- Curious about the rules of archery? Or the different events in the modern pentathlon? SI.com previews every single Olympic sport set to be contested at 2016 Rio Games.
After plenty of buildup and anticipation, the 2016 Rio Olympics open on Friday, Aug. 5, with most of the sports kicking off on Saturday, Aug. 6 (with the exception of women’s soccer, which starts group play on Wednesday, Aug. 3). But with the Olympics comes mostly sports that the average sports fan tunes into once every four years, so at SI.com, we have compiled a primer for every single sport contested in the coming weeks in Rio de Janeiro. Table tennis? Check. Handball? Check. Modern pentathlon? Check.
Take a look each preview below for a brief overview of the sport and the major storylines, athletes you should watch and the gold-medal dates.
South Korea has historically dominated this sport, but the U.S. has the talent to push them.
A cheating scandal rocked the badminton tournament in London, forcing a number of rule changes for 2016.
The U.S. men's team is stacked, and anything but gold would be a shock for Team USA.
The U.S. women's basketball team has a 41-game Olympic winning streak and they don't plan on ending it anytime soon.
The USA vs. Brazil rivalry on the sand courts will come to a head on Copacabana Beach in Rio.
Historically, the U.S. is the undisputed heavyweight champion of Olympic boxing, but an American man hasn't won gold since 2004. Will this be the Games?
The Germans are the athletes to watch in these events, but several other nations, European and not, could paddle past them.
China sweeping the diving gold medals isn't out of the question in Rio, but American David Boudia, chasing his second straight gold, could thwart that.
Equestrian is a sport that lends itself to longevity, and U.S.'s Beezie Madden, competing in her fourth Olympic Games at 52 years old, exemplifies that.
The Italians have historically dominated fencing internationally, but Team USA comes with their strongest team yet.
The Netherlands are the favorites to win at the Rio Games, but the U.S. is hoping for their best showing yet.
Golf isn't guaranteed to be an Olympic sport after 2020, so the sport is ready to make a good first impression in Rio.
Kohei Uchimura can brand himself as the greatest men's gymnast ever with a gold-medal performance in Rio.
Simone Biles is rapidly on her way to claiming her crown of women's gymnastics, and could be the first woman to win five golds in one Games.

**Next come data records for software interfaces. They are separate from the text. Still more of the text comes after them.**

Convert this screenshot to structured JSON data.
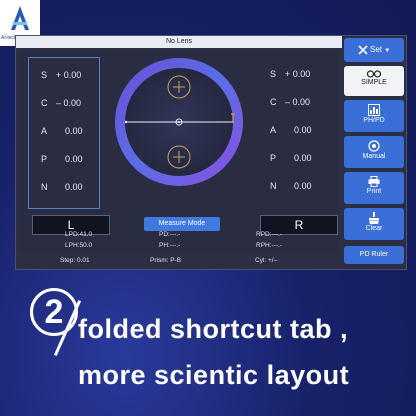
{
  "brand": {
    "text": "AI-tech"
  },
  "title": "No Lens",
  "left_lens": {
    "rows": [
      {
        "label": "S",
        "value": "+ 0.00"
      },
      {
        "label": "C",
        "value": "– 0.00"
      },
      {
        "label": "A",
        "value": "0.00"
      },
      {
        "label": "P",
        "value": "0.00"
      },
      {
        "label": "N",
        "value": "0.00"
      }
    ],
    "button": "L"
  },
  "right_lens": {
    "rows": [
      {
        "label": "S",
        "value": "+ 0.00"
      },
      {
        "label": "C",
        "value": "– 0.00"
      },
      {
        "label": "A",
        "value": "0.00"
      },
      {
        "label": "P",
        "value": "0.00"
      },
      {
        "label": "N",
        "value": "0.00"
      }
    ],
    "button": "R"
  },
  "measure_mode": "Measure Mode",
  "readouts": {
    "lpd": "LPD:41.0",
    "lph": "LPH:50.0",
    "pd": "PD:---.-",
    "ph": "PH:---.-",
    "rpd": "RPD:---.-",
    "rph": "RPH:---.-"
  },
  "status": {
    "step": "Step: 0.01",
    "prism": "Prism: P-B",
    "cyl": "Cyl: +/–"
  },
  "sidebar": {
    "set": "Set",
    "simple": "SIMPLE",
    "phpd": "PH/PD",
    "manual": "Manual",
    "print": "Print",
    "clear": "Clear",
    "pd_ruler": "PD Ruler"
  },
  "headline": {
    "number": "2",
    "line1": "folded shortcut tab ,",
    "line2": "more scientic layout"
  },
  "colors": {
    "accent_blue": "#3b6fd8",
    "ring_purple": "#7b55d8",
    "ring_blue": "#3a7de6"
  }
}
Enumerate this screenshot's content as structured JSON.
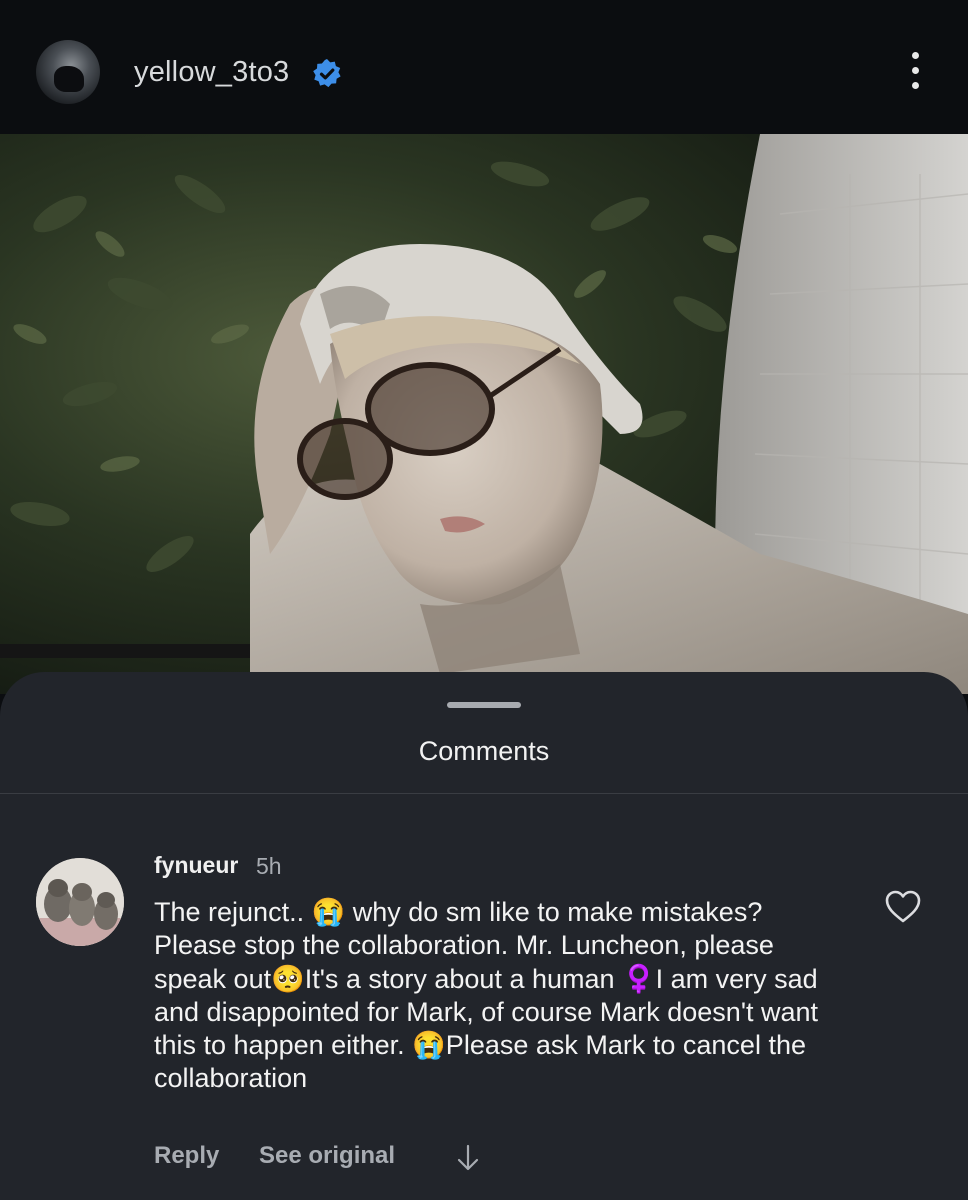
{
  "header": {
    "username": "yellow_3to3",
    "verified_icon": "verified-badge-icon",
    "menu_icon": "more-vertical-icon"
  },
  "sheet": {
    "title": "Comments"
  },
  "comment": {
    "username": "fynueur",
    "time": "5h",
    "text": "The rejunct.. 😭 why do sm like to make mistakes? Please stop the collaboration. Mr. Luncheon, please speak out🥺It's a story about a human ♀️I am very sad and disappointed for Mark, of course Mark doesn't want this to happen either. 😭Please ask Mark to cancel the collaboration",
    "reply_label": "Reply",
    "see_original_label": "See original",
    "like_icon": "heart-outline-icon",
    "expand_icon": "arrow-down-icon"
  },
  "colors": {
    "background": "#0b0d10",
    "sheet": "#22252b",
    "verified": "#3d8ee8",
    "muted_text": "#a8acb2"
  }
}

A European-dominated sport, some of the world's top athletes have naturalized to the Qatar team, so watch for that team to make a deep run.
The Japanese used to dominate the sport, but rule changes have caused the Olympic field to be more wide-open than ever.
Another sport forced to modernize, modern pentathlon added a knockout fencing round to up the pressure.
The Russians are looking to win their fifth-straight Olympic gold medals in the team and individual events in Rio.
The U.S. women's eight is going for their 10th straight international gold medal, and they don't expect to break that streak in Rio.
Rugby sevens makes its Olympic debut in Rio, giving the tiny country of Fiji an opportunity to win its first medal.
No matter the cleanliness of the water in Guanabara Bay or the stability of the docks, the sailing events will go on.
American Kim Rhode can make history by winning a medal in six straight Olympics (and five different continents).
It's gold medal or bust for Brazil, who will consider anything less as disappointing as their 2014 World Cup-final loss.
The U.S. women are attempting to pull off a unique double, winning Olympic gold a year after winning the World Cup.
In his final Olympics, the most decorated Olympian takes a victory lap and looks to add to his already packed trophy case.
Katie Ledecky is already an international phenom, but it's time for her to become a star.
The Russians have completely dominated this sport; can anyone beat them in the pool?
China has dominated the medal tables since table tennis became an Olympic sport in 1988, and don't expect that to change in Rio.
Rules changes to help modernize the sport are allowing new athletes to rise to the top.
Can Novak Djokovic bounce back from his Wimbledon loss to win his first Olympic gold medal in Rio?
Keep an eye on Usain Bolt's final ride, Mo Farah's quest for history and a handful of potential star breakouts from Team USA.
Allyson Felix and Tori Bowie lead a deep U.S. team in Rio, where they'll face the likes of Dafne Schippers, Caster Semenya and Genzebe Dibaba.
China has been the trampoline favorites nearly every Olympics since the sport was added, but some strong competitors will put up a challenge.
Gwen Jorgensen is the best women's triathlete in the world right now, and she won't let a flat tire get in her way of an Olympic medal this time.
Just like on the beach, indoor volleyball at the Rio Olympics will likely come down to a Brazil vs. USA final.
The Australian team will be the toughest competition for the U.S. in their quest for double gold.
With the entire Russian weightlifting team banned from the Olympics, a number of new athletes could reach the podium.
A modernized version of wrestling makes its debut at the Rio Games. Will it be enough to keep the sport on the Olympics docket beyond 2024?